Element data from apps and pages:
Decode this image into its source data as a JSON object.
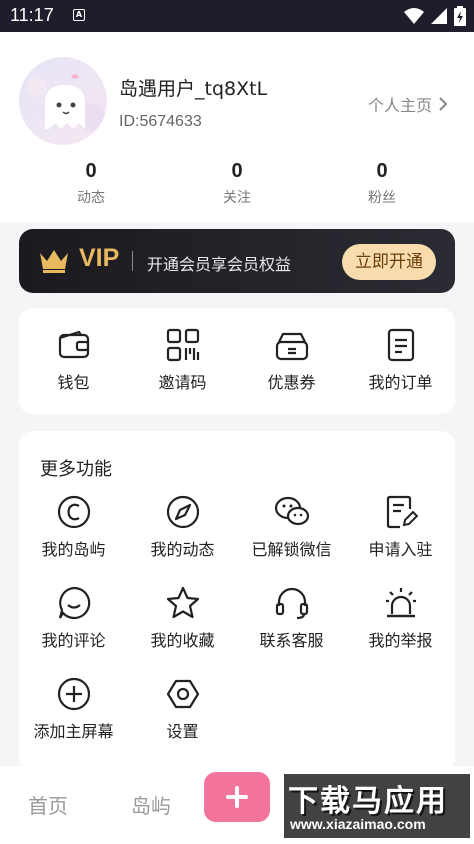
{
  "status_bar": {
    "time": "11:17",
    "notification_icon": "A"
  },
  "profile": {
    "username": "岛遇用户_tq8XtL",
    "user_id": "ID:5674633",
    "homepage_link": "个人主页",
    "stats": [
      {
        "value": "0",
        "label": "动态"
      },
      {
        "value": "0",
        "label": "关注"
      },
      {
        "value": "0",
        "label": "粉丝"
      }
    ]
  },
  "vip": {
    "badge": "VIP",
    "description": "开通会员享会员权益",
    "button_label": "立即开通",
    "colors": {
      "gold": "#e9b960",
      "button_bg": "#f8dcae"
    }
  },
  "quick_actions": [
    {
      "label": "钱包",
      "icon": "wallet-icon"
    },
    {
      "label": "邀请码",
      "icon": "qr-code-icon"
    },
    {
      "label": "优惠券",
      "icon": "coupon-icon"
    },
    {
      "label": "我的订单",
      "icon": "order-icon"
    }
  ],
  "more_features": {
    "title": "更多功能",
    "items": [
      {
        "label": "我的岛屿",
        "icon": "island-icon"
      },
      {
        "label": "我的动态",
        "icon": "compass-icon"
      },
      {
        "label": "已解锁微信",
        "icon": "wechat-icon"
      },
      {
        "label": "申请入驻",
        "icon": "apply-icon"
      },
      {
        "label": "我的评论",
        "icon": "comment-icon"
      },
      {
        "label": "我的收藏",
        "icon": "star-icon"
      },
      {
        "label": "联系客服",
        "icon": "headset-icon"
      },
      {
        "label": "我的举报",
        "icon": "alarm-icon"
      },
      {
        "label": "添加主屏幕",
        "icon": "add-circle-icon"
      },
      {
        "label": "设置",
        "icon": "settings-icon"
      }
    ]
  },
  "bottom_nav": {
    "items": [
      "首页",
      "岛屿"
    ],
    "fab_color": "#f3749a"
  },
  "watermark": {
    "main": "下载马应用",
    "url": "www.xiazaimao.com"
  }
}
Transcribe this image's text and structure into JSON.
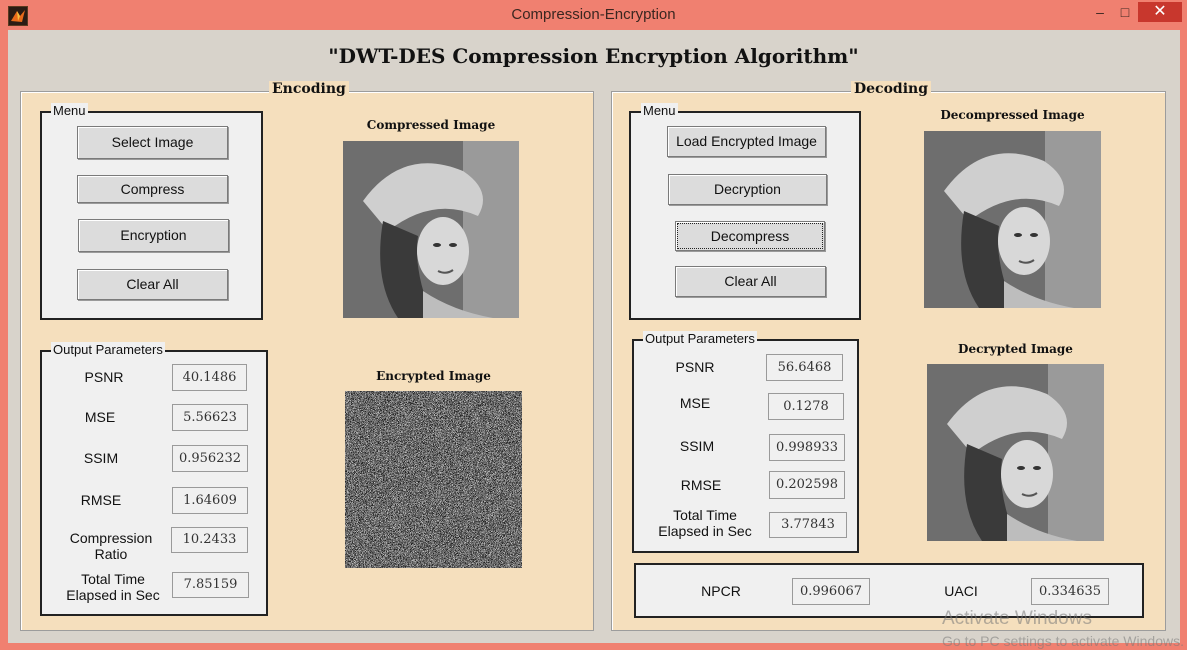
{
  "window": {
    "title": "Compression-Encryption",
    "min_glyph": "–",
    "max_glyph": "□",
    "close_glyph": "✕"
  },
  "heading": "\"DWT-DES Compression Encryption Algorithm\"",
  "encoding": {
    "title": "Encoding",
    "menu_title": "Menu",
    "buttons": {
      "select_image": "Select Image",
      "compress": "Compress",
      "encryption": "Encryption",
      "clear_all": "Clear All"
    },
    "output_title": "Output Parameters",
    "params": {
      "psnr_label": "PSNR",
      "psnr": "40.1486",
      "mse_label": "MSE",
      "mse": "5.56623",
      "ssim_label": "SSIM",
      "ssim": "0.956232",
      "rmse_label": "RMSE",
      "rmse": "1.64609",
      "ratio_label_1": "Compression",
      "ratio_label_2": "Ratio",
      "ratio": "10.2433",
      "time_label_1": "Total Time",
      "time_label_2": "Elapsed in Sec",
      "time": "7.85159"
    },
    "compressed_caption": "Compressed Image",
    "encrypted_caption": "Encrypted Image"
  },
  "decoding": {
    "title": "Decoding",
    "menu_title": "Menu",
    "buttons": {
      "load_encrypted": "Load Encrypted Image",
      "decryption": "Decryption",
      "decompress": "Decompress",
      "clear_all": "Clear All"
    },
    "output_title": "Output Parameters",
    "params": {
      "psnr_label": "PSNR",
      "psnr": "56.6468",
      "mse_label": "MSE",
      "mse": "0.1278",
      "ssim_label": "SSIM",
      "ssim": "0.998933",
      "rmse_label": "RMSE",
      "rmse": "0.202598",
      "time_label_1": "Total Time",
      "time_label_2": "Elapsed in Sec",
      "time": "3.77843"
    },
    "npcr_label": "NPCR",
    "npcr": "0.996067",
    "uaci_label": "UACI",
    "uaci": "0.334635",
    "decompressed_caption": "Decompressed Image",
    "decrypted_caption": "Decrypted Image"
  },
  "watermark": {
    "line1": "Activate Windows",
    "line2": "Go to PC settings to activate Windows."
  },
  "colors": {
    "titlebar": "#f08070",
    "panel": "#f5dfbd",
    "close": "#c8372d"
  }
}
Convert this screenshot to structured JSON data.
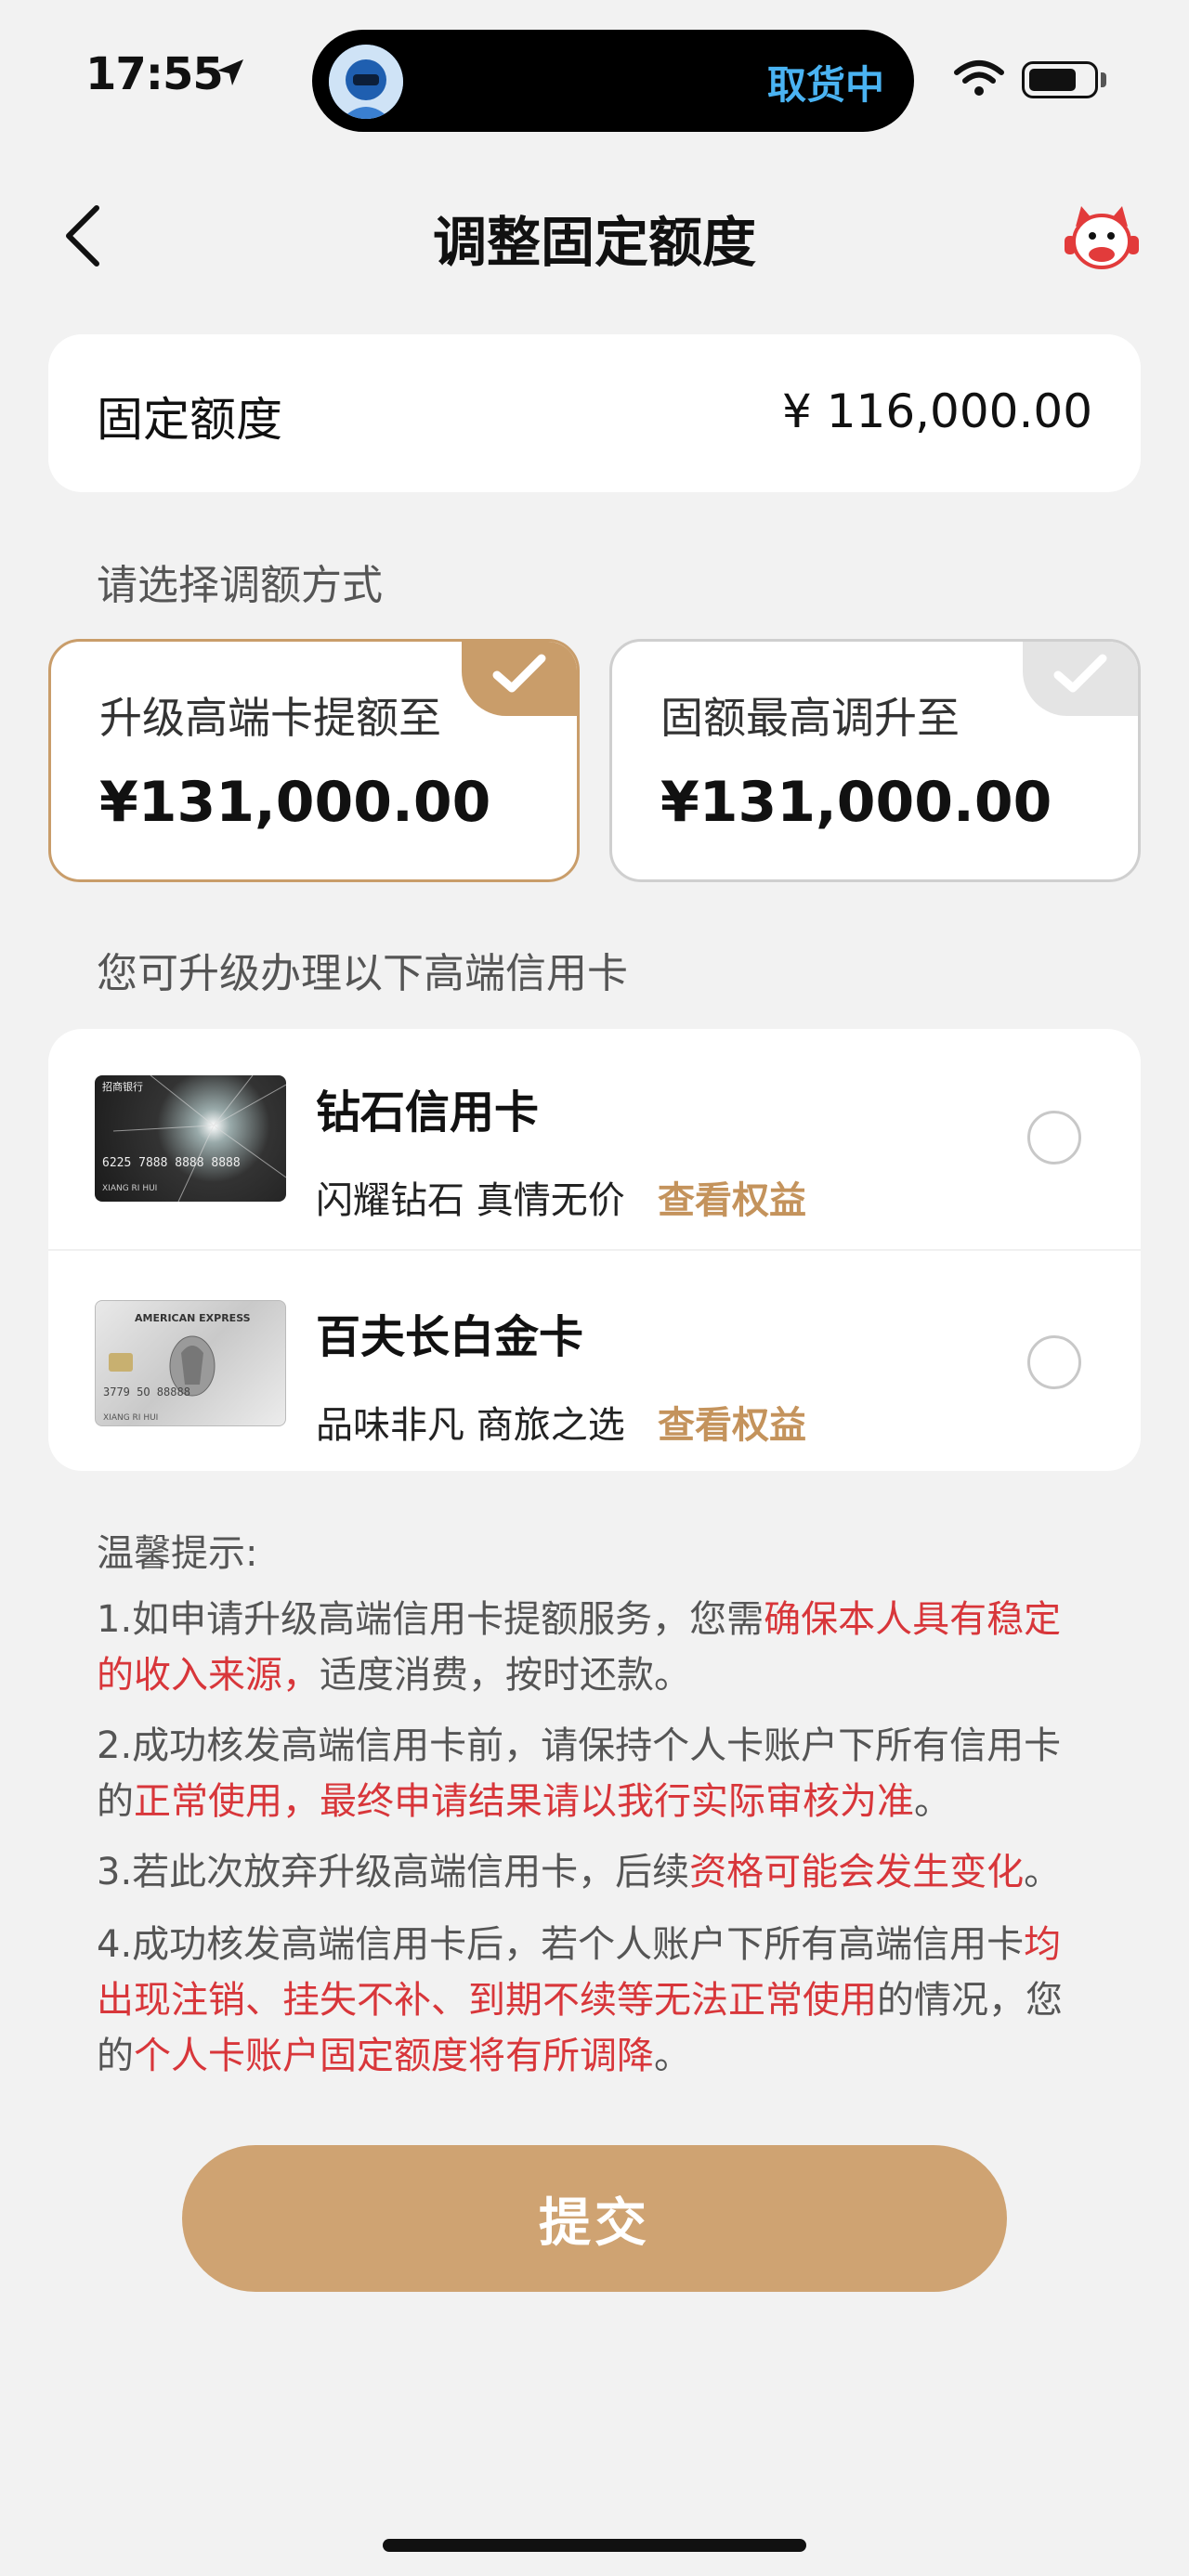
{
  "status_bar": {
    "time": "17:55",
    "island_text": "取货中"
  },
  "nav": {
    "title": "调整固定额度"
  },
  "fixed_limit": {
    "label": "固定额度",
    "value": "¥ 116,000.00"
  },
  "adjust_section": {
    "label": "请选择调额方式"
  },
  "options": [
    {
      "title": "升级高端卡提额至",
      "amount": "¥131,000.00",
      "selected": true
    },
    {
      "title": "固额最高调升至",
      "amount": "¥131,000.00",
      "selected": false
    }
  ],
  "cards_section": {
    "label": "您可升级办理以下高端信用卡"
  },
  "cards": [
    {
      "name": "钻石信用卡",
      "slogan": "闪耀钻石 真情无价",
      "link": "查看权益",
      "image_text": "招商银行",
      "image_number": "6225 7888 8888 8888",
      "image_holder": "XIANG RI HUI"
    },
    {
      "name": "百夫长白金卡",
      "slogan": "品味非凡 商旅之选",
      "link": "查看权益",
      "image_text": "AMERICAN EXPRESS",
      "image_number": "3779 5O 88888",
      "image_holder": "XIANG RI HUI"
    }
  ],
  "tips": {
    "title": "温馨提示:",
    "t1a": "1.如申请升级高端信用卡提额服务，您需",
    "t1b": "确保本人具有稳定的收入来源，",
    "t1c": "适度消费，按时还款。",
    "t2a": "2.成功核发高端信用卡前，请保持个人卡账户下所有信用卡的",
    "t2b": "正常使用，最终申请结果请以我行实际审核为准",
    "t2c": "。",
    "t3a": "3.若此次放弃升级高端信用卡，后续",
    "t3b": "资格可能会发生变化",
    "t3c": "。",
    "t4a": "4.成功核发高端信用卡后，若个人账户下所有高端信用卡",
    "t4b": "均出现注销、挂失不补、到期不续等无法正常使用",
    "t4c": "的情况，您的",
    "t4d": "个人卡账户固定额度将有所调降",
    "t4e": "。"
  },
  "submit": {
    "label": "提交"
  },
  "colors": {
    "accent": "#c99d6a",
    "red": "#d8363a",
    "background": "#f2f2f2"
  }
}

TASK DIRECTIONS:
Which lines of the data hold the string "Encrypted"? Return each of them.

ANSWER TO THE PROBLEM:
    "encrypted_caption": "Encrypted Image"
      "load_encrypted": "Load Encrypted Image",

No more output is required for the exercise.